In perhaps his most famous book, The Decline of the Intellectual, Thomas Molnar launches into a fundamental critique of the intellectual class. He sees it as a group that had lost its way, collapsing a sense of vision into political activism, social engineering, and culture manipulation, and abandoning the writing, philosophizing, and scholarship that had occupied their predecessors. Universities began to produce factory-like, faceless citizens, as the job market became the arbiter of education and culture. Today's professors are recruited from this group of job seekers, and hence, have a shared indifference toward learning.

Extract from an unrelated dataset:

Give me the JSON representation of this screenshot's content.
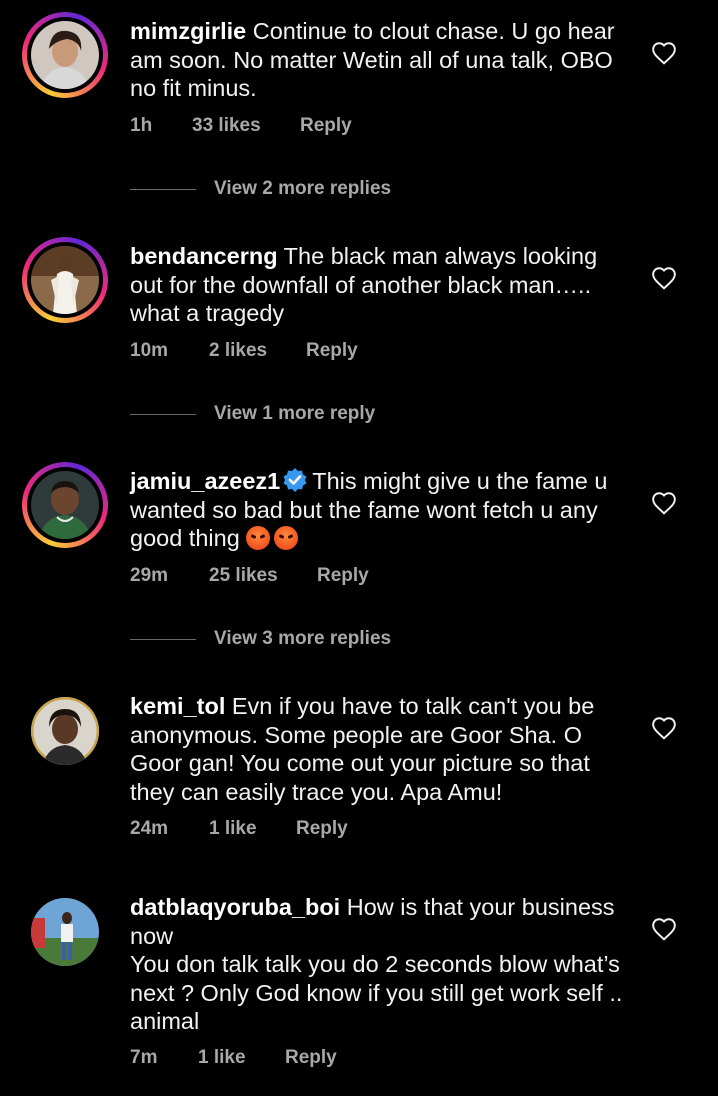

Molnar likens present-day intellectuals to the earlier Marxists who elaborated their Utopian model in the Communist party. The campus intellectuals' objective is to transform the university into a replica and a laboratory of the ideal society. Colleges and universities thus become sources of propaganda of various political, financial, cultural, and ideological trends, not only among students, but professors as well. The thirty years separating editions have done nothing to weaken such a critical appraisal.

In his new introduction, Molnar writes that the decline of intellectuals has extended outside of the campus to the arts, the public discourse, and the robotization caused by technology. On the initial publication of this work, Frank S. Meyer wrote in Modern Age, "Thomas Molnar's book is not only true; it is intellectually exciting and it will remain a necessary handbook for anyone interested in the decisive problem of the 20th century." The Decline of the Intellectual is essential reading for sociologists, political scientists, educators, and university officials. It is the basis of present-day critiques of the academic world.

Subject Categories

BISAC Subject Codes/Headings:
HIS054000
HISTORY / Social History